$$\langle \vec{x} | \vec{x}' \rangle=\delta^{(3)}(\vec{x}-\vec{x}')$$
then the wave function is given by
$$\psi(\vec{x})=\langle{\vec{x}}|{\psi}\rangle,$$
and due to completeness we have
$$1=\langle \psi|\psi \rangle=\int_{\mathbb{R}^3} \mathrm{d}^3 \vec{x} \; \langle \psi|\vec{x} \rangle \langle \vec{x}|\psi \rangle=\int_{\mathbb{R}^3} \mathrm{d}^3 \vec{x} \; \psi^*(\vec{x}) \psi(\vec{x})=\int_{\mathbb{R}^3} \mathrm{d}^3 \vec{x} \; |\psi(\vec{x})|.$$
It's very much the same for the momentum operator. The generalized momentum eigenstate is denoted by $|\vec{p} \rangle$ with $\vec{p} \in \mathbb{R}^3$, and one can also build the position representation of the corresponding distribution. If we also normalize the momentum eigenfunction to the $\delta$ distribution it reads
$$\langle \vec{x} | \vec{p} \rangle=\frac{1}{(2 \pi)^{3/2}} \exp(\mathrm{i} \vec{p} \cdot \vec{x}).$$
From this you get the momentum-wave function from the position wave function by introducing a completeness relation in the following way
$$\tilde{\psi}(\vec{p})=\langle \vec{p}|\psi \rangle = \int_{\mathbb{R}^3} \mathrm{d}^3 \vec{x} \langle \vec{p}| \vec{x} \rangle \langle{\vec{x}}|{\psi} \rangle = \int_{\mathbb{R}^3} \mathrm{d}^3 \vec{x} \frac{1}{(2 \pi)^{3/2}} \exp(-\mathrm{i} \vec{p} \cdot \vec{x}) \psi(x).$$
This means that the momentum-space wave function is the Fourier transform of the position-space function.

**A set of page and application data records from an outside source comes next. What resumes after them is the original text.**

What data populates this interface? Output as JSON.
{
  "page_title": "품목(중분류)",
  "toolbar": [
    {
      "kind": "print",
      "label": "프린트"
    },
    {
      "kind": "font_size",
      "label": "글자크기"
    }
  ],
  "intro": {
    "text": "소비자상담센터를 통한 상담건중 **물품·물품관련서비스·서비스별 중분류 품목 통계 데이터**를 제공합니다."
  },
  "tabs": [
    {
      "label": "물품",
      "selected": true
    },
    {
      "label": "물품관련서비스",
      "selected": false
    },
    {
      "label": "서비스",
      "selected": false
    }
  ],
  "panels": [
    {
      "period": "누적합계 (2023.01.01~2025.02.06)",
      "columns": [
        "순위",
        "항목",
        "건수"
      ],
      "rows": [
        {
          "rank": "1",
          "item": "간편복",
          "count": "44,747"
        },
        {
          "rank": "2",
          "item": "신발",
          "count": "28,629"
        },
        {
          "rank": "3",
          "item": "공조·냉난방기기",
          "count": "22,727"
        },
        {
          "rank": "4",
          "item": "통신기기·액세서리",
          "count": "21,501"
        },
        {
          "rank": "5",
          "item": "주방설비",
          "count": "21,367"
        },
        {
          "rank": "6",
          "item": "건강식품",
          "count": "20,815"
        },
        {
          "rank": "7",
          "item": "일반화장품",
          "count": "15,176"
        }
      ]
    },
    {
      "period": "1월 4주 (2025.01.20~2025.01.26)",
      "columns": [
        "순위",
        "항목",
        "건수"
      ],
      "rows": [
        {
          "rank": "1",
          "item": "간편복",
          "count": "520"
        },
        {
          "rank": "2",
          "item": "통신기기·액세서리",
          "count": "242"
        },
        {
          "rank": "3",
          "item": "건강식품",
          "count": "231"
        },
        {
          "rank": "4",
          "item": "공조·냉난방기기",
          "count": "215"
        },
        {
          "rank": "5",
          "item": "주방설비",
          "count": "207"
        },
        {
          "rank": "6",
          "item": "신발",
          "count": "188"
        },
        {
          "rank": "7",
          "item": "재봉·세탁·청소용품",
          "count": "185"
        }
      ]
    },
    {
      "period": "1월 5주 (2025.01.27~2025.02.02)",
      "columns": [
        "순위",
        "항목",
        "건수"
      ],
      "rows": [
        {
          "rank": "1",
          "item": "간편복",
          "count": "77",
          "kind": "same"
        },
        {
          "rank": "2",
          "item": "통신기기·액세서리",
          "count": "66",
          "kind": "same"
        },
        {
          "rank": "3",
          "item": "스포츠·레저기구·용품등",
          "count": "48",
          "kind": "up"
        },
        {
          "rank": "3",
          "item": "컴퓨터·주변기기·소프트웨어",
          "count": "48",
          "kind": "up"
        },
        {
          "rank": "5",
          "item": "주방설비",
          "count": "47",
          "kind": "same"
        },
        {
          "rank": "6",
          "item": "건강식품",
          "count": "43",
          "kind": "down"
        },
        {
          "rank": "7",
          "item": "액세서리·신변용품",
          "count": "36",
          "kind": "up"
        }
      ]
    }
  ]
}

That's a unitary transformation on the space $L^2$ (after completion from the domain of the position and momentum space operators to the whole Hilbert space).

Jano L.
Gold Member
Vanhees71, you explained it well, and if used by an experienced user, the |x> notation works.

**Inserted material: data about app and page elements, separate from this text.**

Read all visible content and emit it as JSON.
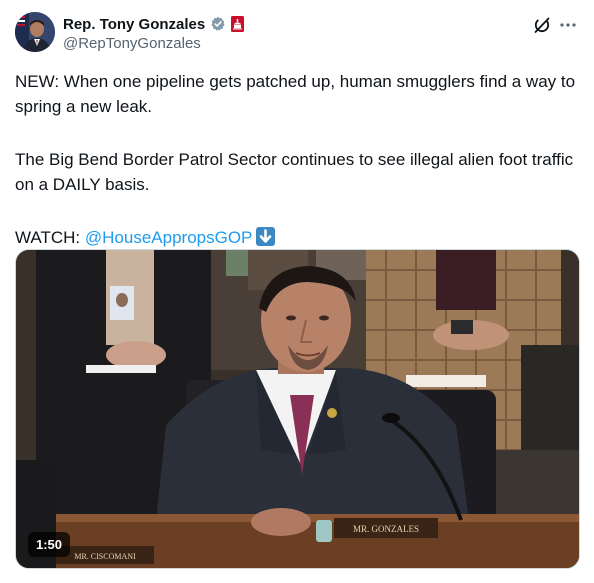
{
  "author": {
    "display_name": "Rep. Tony Gonzales",
    "handle": "@RepTonyGonzales",
    "verified_icon": "verified-badge-icon",
    "affiliation_icon": "us-government-badge-icon",
    "colors": {
      "verified": "#829aab",
      "affiliation": "#c8102e"
    }
  },
  "actions": {
    "grok_icon": "grok-icon",
    "more_icon": "more-options-icon"
  },
  "tweet": {
    "paragraph1": "NEW: When one pipeline gets patched up, human smugglers find a way to spring a new leak.",
    "paragraph2": "The Big Bend Border Patrol Sector continues to see illegal alien foot traffic on a DAILY basis.",
    "watch_prefix": "WATCH: ",
    "mention": "@HouseAppropsGOP",
    "emoji_icon": "down-arrow-emoji-icon",
    "colors": {
      "link": "#1d9bf0",
      "text": "#0f1419"
    }
  },
  "media": {
    "type": "video",
    "duration": "1:50",
    "nameplate_main": "MR. GONZALES",
    "nameplate_left": "MR. CISCOMANI"
  }
}
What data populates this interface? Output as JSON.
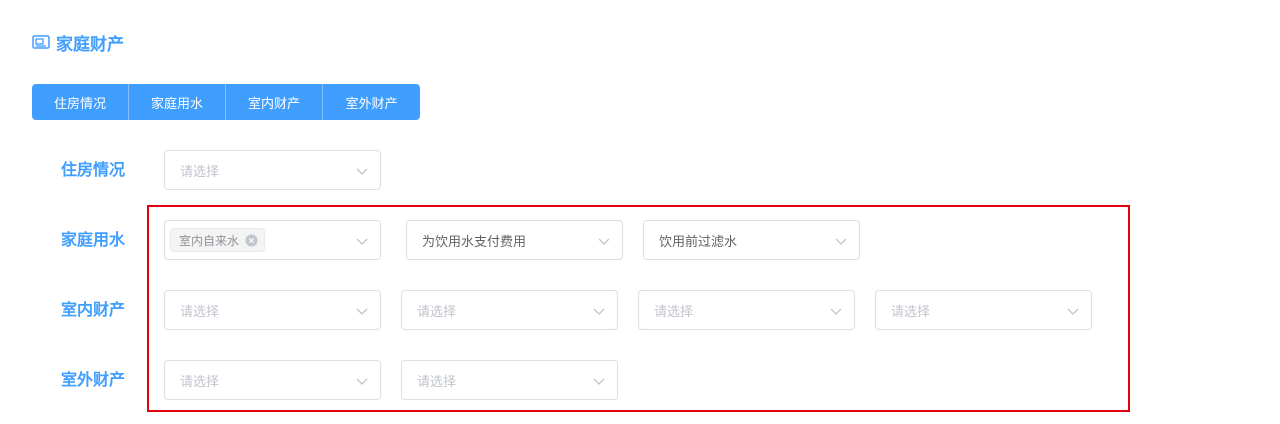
{
  "section": {
    "title": "家庭财产",
    "icon": "id-card-icon"
  },
  "tabs": [
    "住房情况",
    "家庭用水",
    "室内财产",
    "室外财产"
  ],
  "rows": {
    "housing": {
      "label": "住房情况",
      "select1": {
        "placeholder": "请选择"
      }
    },
    "water": {
      "label": "家庭用水",
      "select1": {
        "tag": "室内自来水"
      },
      "select2": {
        "value": "为饮用水支付费用"
      },
      "select3": {
        "value": "饮用前过滤水"
      }
    },
    "indoor": {
      "label": "室内财产",
      "select1": {
        "placeholder": "请选择"
      },
      "select2": {
        "placeholder": "请选择"
      },
      "select3": {
        "placeholder": "请选择"
      },
      "select4": {
        "placeholder": "请选择"
      }
    },
    "outdoor": {
      "label": "室外财产",
      "select1": {
        "placeholder": "请选择"
      },
      "select2": {
        "placeholder": "请选择"
      }
    }
  },
  "colors": {
    "accent": "#409eff",
    "highlight": "#e3000f"
  }
}
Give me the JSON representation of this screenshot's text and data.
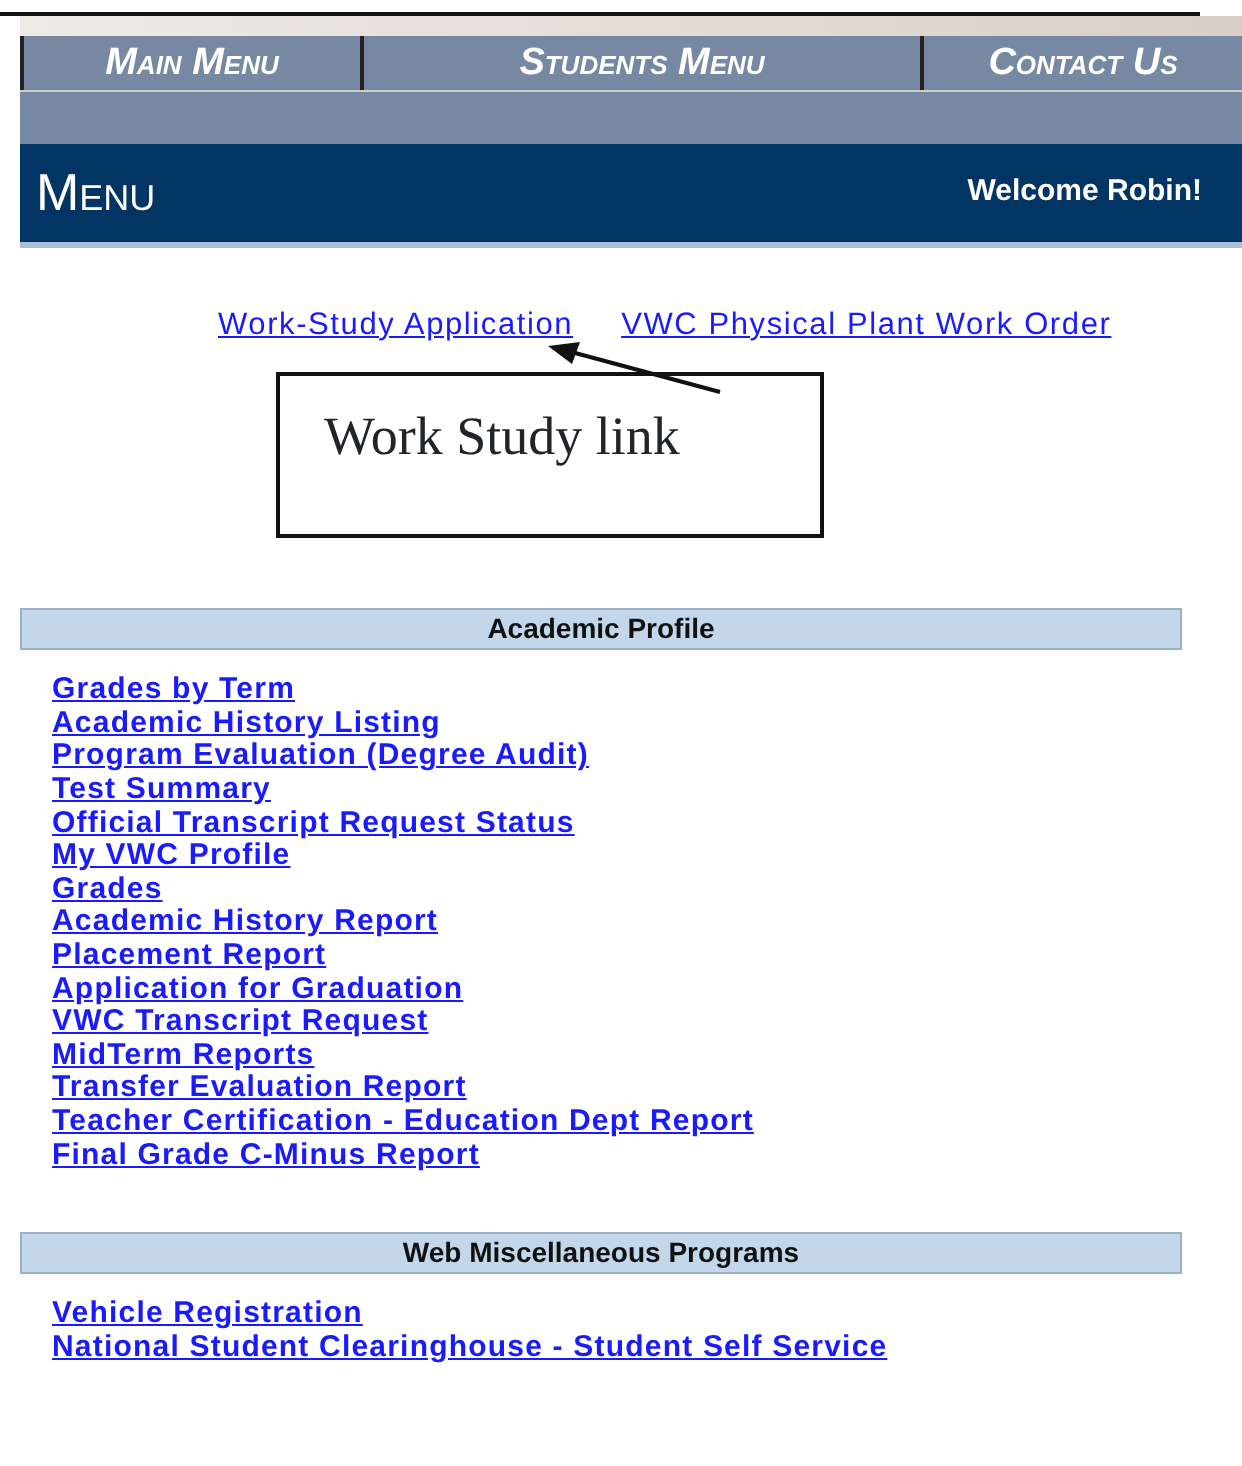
{
  "nav_tabs": [
    {
      "label": "Main Menu"
    },
    {
      "label": "Students Menu"
    },
    {
      "label": "Contact Us"
    }
  ],
  "header": {
    "title": "Menu",
    "welcome": "Welcome Robin!"
  },
  "top_links": [
    "Work-Study Application",
    "VWC Physical Plant Work Order"
  ],
  "annotation": {
    "text": "Work Study link"
  },
  "sections": [
    {
      "title": "Academic Profile",
      "links": [
        "Grades by Term",
        "Academic History Listing",
        "Program Evaluation (Degree Audit)",
        "Test Summary",
        "Official Transcript Request Status",
        "My VWC Profile",
        "Grades",
        "Academic History Report",
        "Placement Report",
        "Application for Graduation",
        "VWC Transcript Request",
        "MidTerm Reports",
        "Transfer Evaluation Report",
        "Teacher Certification - Education Dept Report",
        "Final Grade C-Minus Report"
      ]
    },
    {
      "title": "Web Miscellaneous Programs",
      "links": [
        "Vehicle Registration",
        "National Student Clearinghouse - Student Self Service"
      ]
    }
  ]
}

In much worse position is a beginner, who naturally thinks that |x_0> is a kind of quantum state that can enter the expressions

$$\langle x_0| x_0 \rangle,$$

or

$$\langle x_0 |\hat x | x_0 \rangle .$$

But these do not have a meaning and for this reason I think it is inappropriate to use the same notation |x> for generalized eigenfunctions as for the normalized states $|\psi\rangle$.

The generalized functions are important, but I think one should introduce them via the language of distributions, free of bra-ket notation and free of Hilbert space, like in the book by Landau&Lifgarbagez.

But this is a matter of taste, so Bob900, if you are still thinking about this, I recommend to read the references we gave above and also Dirac's book Principles of Quantum Mechanics, where he introduced $|x\rangle$, and make up your own mind.